Banding Fix Effect fixes banding due to limited 8-bit color or highly compressed sources. Two presets are provided to fix banding in the sky due to 8-bit compression. The effect can also be used to mitigate the effect of pixelization due to excessive compression.
You can download the Win or Mac trial version as well as a sample project to test it out. The watermark will be removed once you pay and enter the activation code. The trial is full-featured except for the watermark.
This effect works with 16-bpc and 32-bpc color. The optimal usage will require 16-bit or 32-bpc and full resolution. In 32-bpc color, After Effects does not clip the video and allows the user to view any out-of-range data. In 8-bit mode, the effect cannot operate and you will not see any changes in output.
The filter detects regions that have banding and smooths the transition between the colors. Remember that film has infinite color gradation and will never show pixelization. The Banding Fix filter tries to mimic this property. To understand the effect, use the AE Levels filter to check the histogram before and after applying the Banding Fix filter.
Use the sky inside a new comp. The banding will often not be visible on 8-bit monitor but will show if you print or view on 10-bit or HDR screen.
To see the banding on your screen, add an adjustment layer with 2 levels effects and isolate the blue channel.
Before applying the effect, a frame with banding will show discrete steps. After the filter is applied, the gaps are “filled in”.
There are 2 presets to get you started, the “Sky Mild” will work for most, use the “Sky Strong” only where you can mask out the regions with banding.
The controls allow you to switch between RGB, HSL, YIQ and YUV colorspace. This effect can also be used to fix the banding show in Red and Blue colors due to YUV 4:2:0 compression.
Channel – Switch between RGB, HSL, YIQ and YUV colorspace. Default is RGB.
Layer Blend Ratio – Define the amount of effect you wish to use. At 100% the entire effect is active, and none at 0%. Default is 100%.
View Colorspace – The allows you to view the intermediate colorspace before it is converted to RGB for display. This is only useful for HSL, YIQ and YUV colorspace. Default is off.
Horizontal-Vertical Blend – The filter fixes the banding in horizontal and vertical direction in discrete steps and blends it together. You may choose non-default values for creative effects. Default is 50%.
The 3 sections indicate the 3 channels for the colorspace in use. For RGB, these are Red, Green and Blue. For HSL – Hue, Sat and Lightness. For YIQ – Luma, I-Chrominance and Q-Chrominance.
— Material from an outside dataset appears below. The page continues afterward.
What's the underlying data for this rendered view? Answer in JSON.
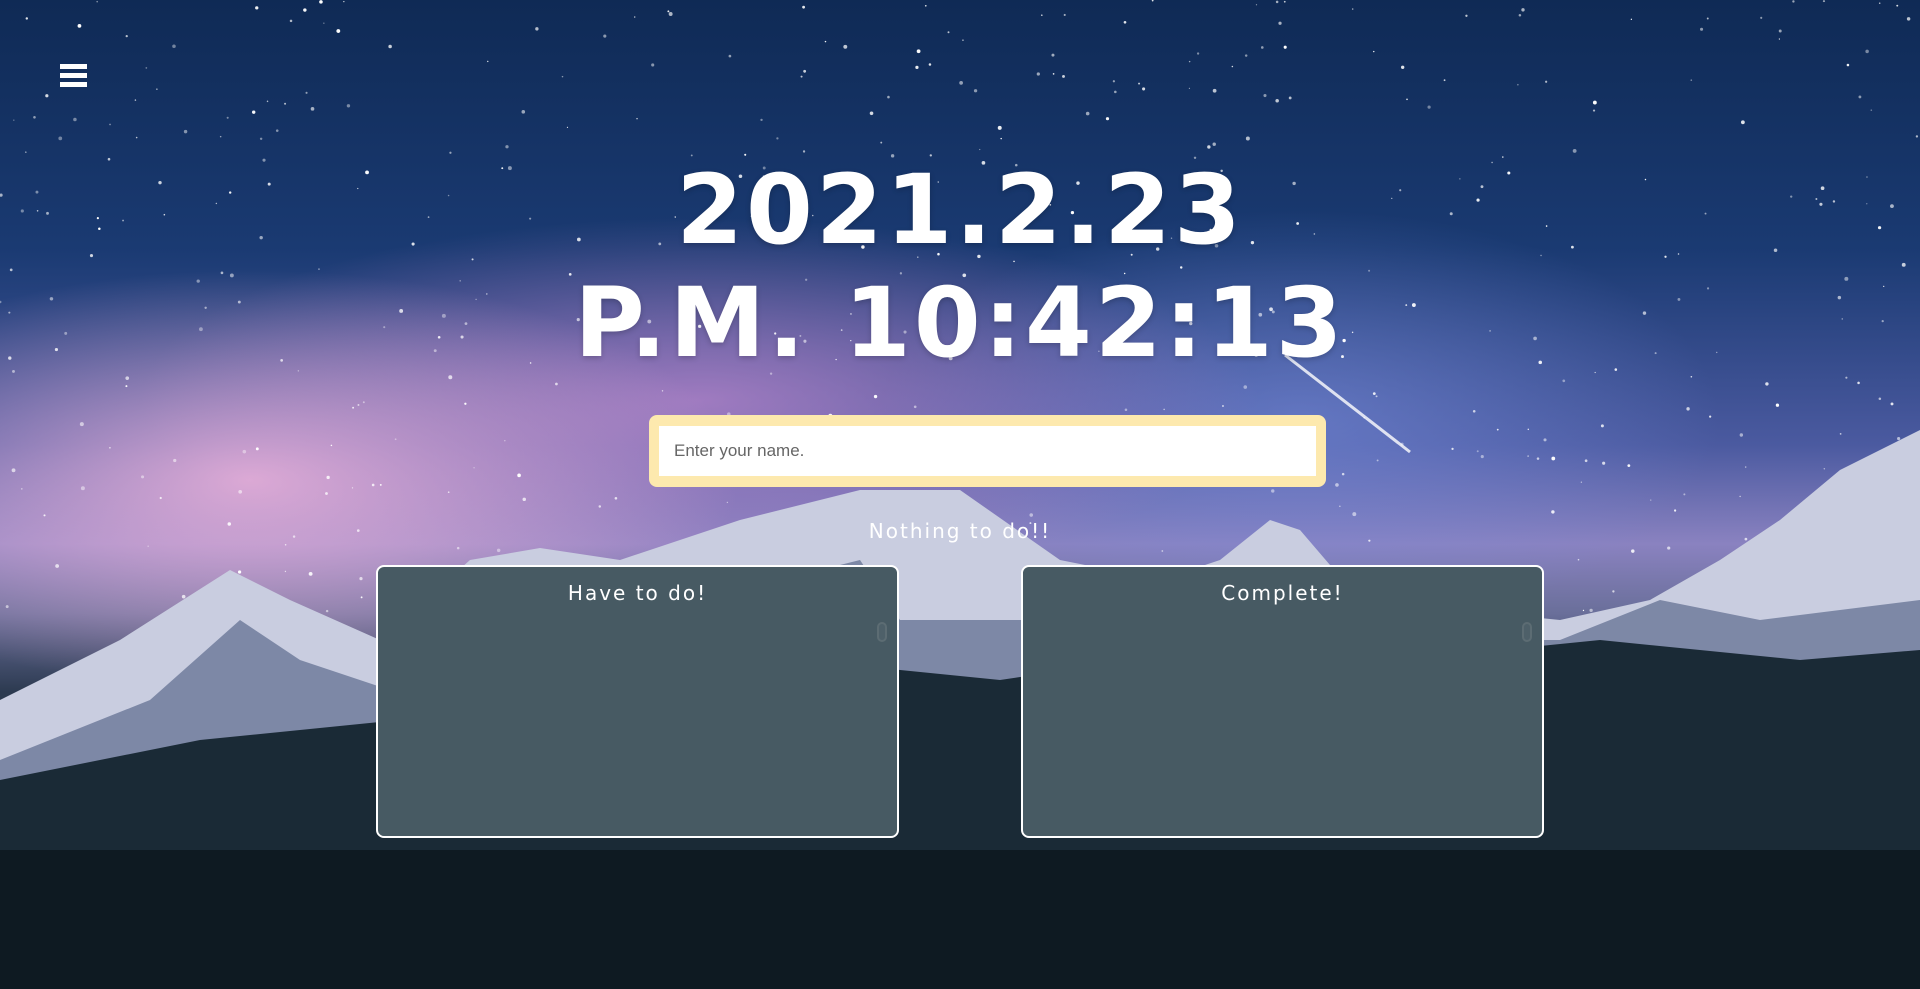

For YUV – Luma, U-Chrominance and V-Chrominance.
Detection Limit – The minimum change in color to detect banding. The value is a percentage of the total color range i.e. 0-255 for 8-bit. Default is 20%
Detection threshold – Banding is indicated when a block of pixels is followed by another block with a certain change across their boundary. This value indicates minimum block size. Default is 4.
Horizontal Smoothing – Once banding is detected the edges are smoothed out to mimic the film color gradation. This value is the maximum number of pixels across horizontal block boundaries that should be used for smoothing.
Vertical Smoothing – Once banding is detected the edges are smoothed out to mimic the film color gradation. This value is the maximum number of pixels across horizontal block boundaries that should be used for smoothing.